Marvel's Top Directors Want LGBT Superheroes To Save The Day

It's about damn time.
No, you're more handsome!
No, you're more handsome!

LGBT fans might marvel at the sight of Chris Evans in spandex or Black Widow dispatching enemies without breaking a sweat, but aside from the blink-and-you-missed-it reference to superhero Deadpool's pansexuality, the Marvel universe has been an unapologetically straight one. 

OK, they threw us a bone with Ryan Reynolds' nude fight scene in a burning building, but homoeroticism does not a positive LGBT environment make. 

As Marvel has solidified its status as the most successful franchise in history, it's time for its films to reflect the diversity of the fans who pay to see them. The company has already taken steps to shake up its standard superhero mix with projects like "Black Panther" and "Captain Marvel" slated to be released in the next couple years, but there has been little mention of the inclusion of LGBT characters until now.  

Speaking to Collider, Joe and Anthony Russo finally gave those who burn the midnight oil writing steamy Steve Rogers and Bucky Barnes fan fiction some hope. 

I think the chances are strong. I mean, it’s incumbent upon us as storytellers who are making mass-appeal movies to make mass-appeal movies, and to diversify as much as possible. It’s sad in the way that Hollywood lags behind other industries so significantly, one because you think that it would be a progressive industry, and two it’s such a visible industry. So I think it’s important that on all fronts we keep pushing for diversification because then the storytelling becomes more interesting, more rich, and more truthful.

The strength of the franchise opens the door for a more diverse cast of superheroes and villains. If Marvel continues to churn out highly lucrative films, a trust develops between viewer and creator, allowing the directors to zig where they otherwise might have zagged. The Russos agreed that they want their films to continue to push the boundaries of the superhero genre in every direction. 

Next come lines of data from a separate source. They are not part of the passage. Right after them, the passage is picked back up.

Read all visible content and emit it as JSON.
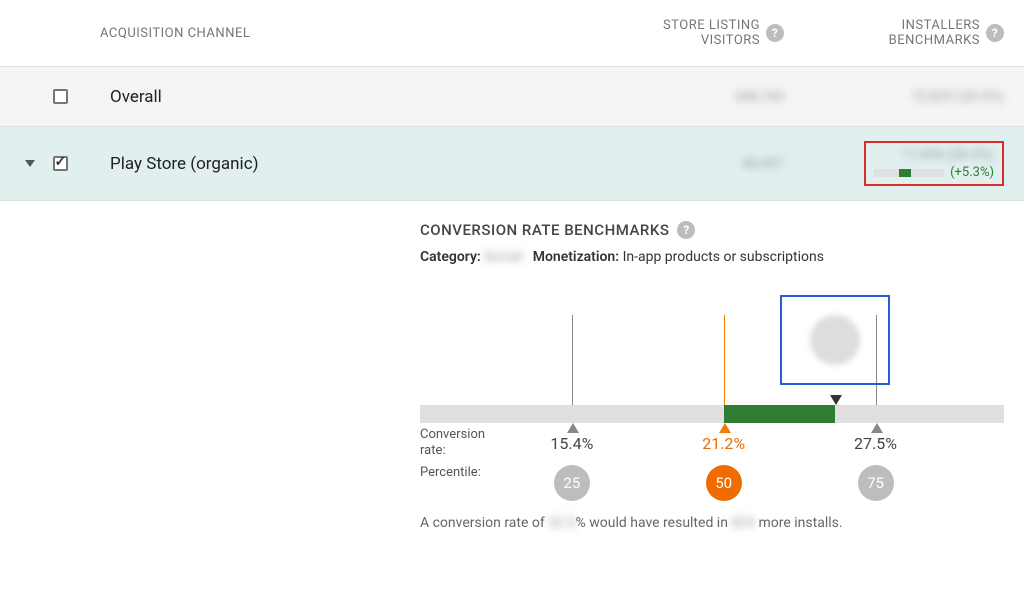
{
  "columns": {
    "channel": "ACQUISITION CHANNEL",
    "visitors_line1": "STORE LISTING",
    "visitors_line2": "VISITORS",
    "installers_line1": "INSTALLERS",
    "installers_line2": "BENCHMARKS"
  },
  "rows": [
    {
      "label": "Overall",
      "checked": false,
      "expanded": false,
      "visitors_blur": "348,769",
      "installers_blur": "72,829 (20.0%)"
    },
    {
      "label": "Play Store (organic)",
      "checked": true,
      "expanded": true,
      "visitors_blur": "40,397",
      "installers_blur": "11,454 (28.3%)",
      "delta": "(+5.3%)"
    }
  ],
  "detail": {
    "title": "CONVERSION RATE BENCHMARKS",
    "category_label": "Category:",
    "category_value_blur": "Social",
    "monetization_label": "Monetization:",
    "monetization_value": "In-app products or subscriptions",
    "conversion_rate_label": "Conversion rate:",
    "percentile_label": "Percentile:",
    "markers": {
      "p25": {
        "rate": "15.4%",
        "percentile": "25",
        "pos_pct": 26
      },
      "p50": {
        "rate": "21.2%",
        "percentile": "50",
        "pos_pct": 52
      },
      "p75": {
        "rate": "27.5%",
        "percentile": "75",
        "pos_pct": 78
      }
    },
    "green_bar": {
      "left_pct": 52,
      "right_pct": 71
    },
    "you_marker_pos_pct": 71,
    "footer_prefix": "A conversion rate of ",
    "footer_blur1": "32.5",
    "footer_mid": "% would have resulted in ",
    "footer_blur2": "824",
    "footer_suffix": " more installs."
  },
  "chart_data": {
    "type": "bar",
    "title": "Conversion Rate Benchmarks",
    "xlabel": "Conversion rate",
    "ylabel": "",
    "series": [
      {
        "name": "Percentile",
        "values": [
          25,
          50,
          75
        ]
      }
    ],
    "categories": [
      "15.4%",
      "21.2%",
      "27.5%"
    ],
    "highlight_range": [
      21.2,
      27.5
    ],
    "ylim": [
      0,
      100
    ]
  }
}
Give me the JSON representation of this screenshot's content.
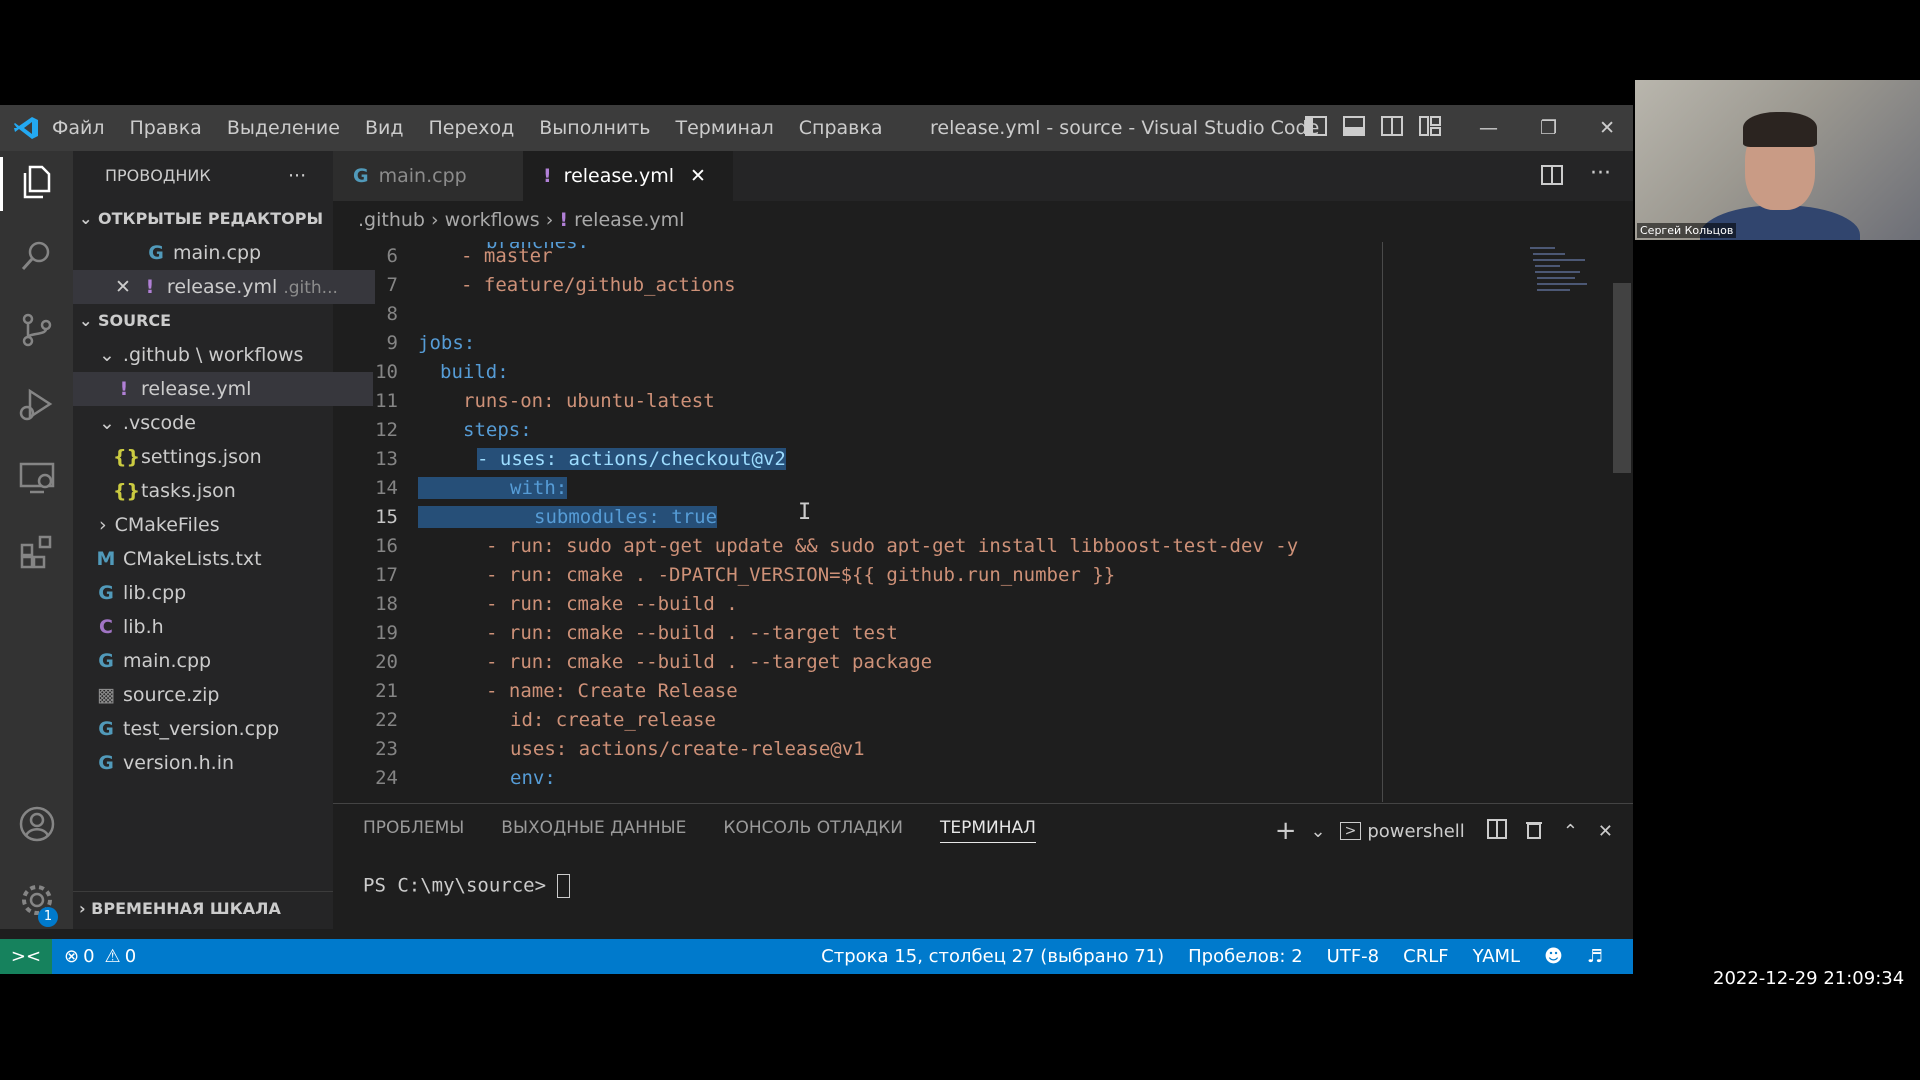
{
  "window_title": "release.yml - source - Visual Studio Code",
  "menu": [
    "Файл",
    "Правка",
    "Выделение",
    "Вид",
    "Переход",
    "Выполнить",
    "Терминал",
    "Справка"
  ],
  "sidebar": {
    "title": "ПРОВОДНИК",
    "open_editors_title": "ОТКРЫТЫЕ РЕДАКТОРЫ",
    "open_editors": [
      {
        "name": "main.cpp"
      },
      {
        "name": "release.yml",
        "path": ".gith..."
      }
    ],
    "folder_title": "SOURCE",
    "tree": [
      {
        "label": ".github \\ workflows"
      },
      {
        "label": "release.yml"
      },
      {
        "label": ".vscode"
      },
      {
        "label": "settings.json"
      },
      {
        "label": "tasks.json"
      },
      {
        "label": "CMakeFiles"
      },
      {
        "label": "CMakeLists.txt"
      },
      {
        "label": "lib.cpp"
      },
      {
        "label": "lib.h"
      },
      {
        "label": "main.cpp"
      },
      {
        "label": "source.zip"
      },
      {
        "label": "test_version.cpp"
      },
      {
        "label": "version.h.in"
      }
    ],
    "timeline_title": "ВРЕМЕННАЯ ШКАЛА"
  },
  "tabs": [
    {
      "label": "main.cpp"
    },
    {
      "label": "release.yml"
    }
  ],
  "breadcrumb": [
    ".github",
    "workflows",
    "release.yml"
  ],
  "code": {
    "partial_top": "branches:",
    "lines": [
      {
        "n": "6",
        "t": "- master"
      },
      {
        "n": "7",
        "t": "- feature/github_actions"
      },
      {
        "n": "8",
        "t": ""
      },
      {
        "n": "9",
        "t": "jobs:"
      },
      {
        "n": "10",
        "t": "build:"
      },
      {
        "n": "11",
        "t": "runs-on: ubuntu-latest"
      },
      {
        "n": "12",
        "t": "steps:"
      },
      {
        "n": "13",
        "t": "- uses: actions/checkout@v2"
      },
      {
        "n": "14",
        "t": "with:"
      },
      {
        "n": "15",
        "t": "submodules: true"
      },
      {
        "n": "16",
        "t": "- run: sudo apt-get update && sudo apt-get install libboost-test-dev -y"
      },
      {
        "n": "17",
        "t": "- run: cmake . -DPATCH_VERSION=${{ github.run_number }}"
      },
      {
        "n": "18",
        "t": "- run: cmake --build ."
      },
      {
        "n": "19",
        "t": "- run: cmake --build . --target test"
      },
      {
        "n": "20",
        "t": "- run: cmake --build . --target package"
      },
      {
        "n": "21",
        "t": "- name: Create Release"
      },
      {
        "n": "22",
        "t": "id: create_release"
      },
      {
        "n": "23",
        "t": "uses: actions/create-release@v1"
      },
      {
        "n": "24",
        "t": "env:"
      }
    ]
  },
  "panel": {
    "tabs": [
      "ПРОБЛЕМЫ",
      "ВЫХОДНЫЕ ДАННЫЕ",
      "КОНСОЛЬ ОТЛАДКИ",
      "ТЕРМИНАЛ"
    ],
    "shell": "powershell",
    "prompt": "PS C:\\my\\source>"
  },
  "status": {
    "errors": "0",
    "warnings": "0",
    "position": "Строка 15, столбец 27 (выбрано 71)",
    "indent": "Пробелов: 2",
    "encoding": "UTF-8",
    "eol": "CRLF",
    "language": "YAML",
    "badge": "1"
  },
  "webcam": {
    "name": "Сергей Кольцов"
  },
  "timestamp": "2022-12-29 21:09:34",
  "colors": {
    "accent": "#007acc",
    "selection": "#264f78",
    "remote": "#16825d"
  }
}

I think this is a philosophy of Marvel, in success it becomes easier to take risks. There’s a lot of unconventional ideas in "Civil War" in terms of what people’s expectations of a superhero movie are, but I think we were able to do that because "Winter Soldier" worked and Marvel’s been working in general, so there’s more of a boldness in terms of what you can try and where you can go. So I think that’s very hopeful for all of us moving forward that bolder and bolder choices can be made.

You can also count Ryan Reynolds as one of the many calling for Marvel to go gay in the future. In fact, fans want his character Deadpool to take up a male lover in the sequel to the smash hit.

“I certainly wouldn’t be the guy standing in the way of that,” Reynolds told Variety. “That would be great.”



Marvel's Diverse Superheroes and Heroines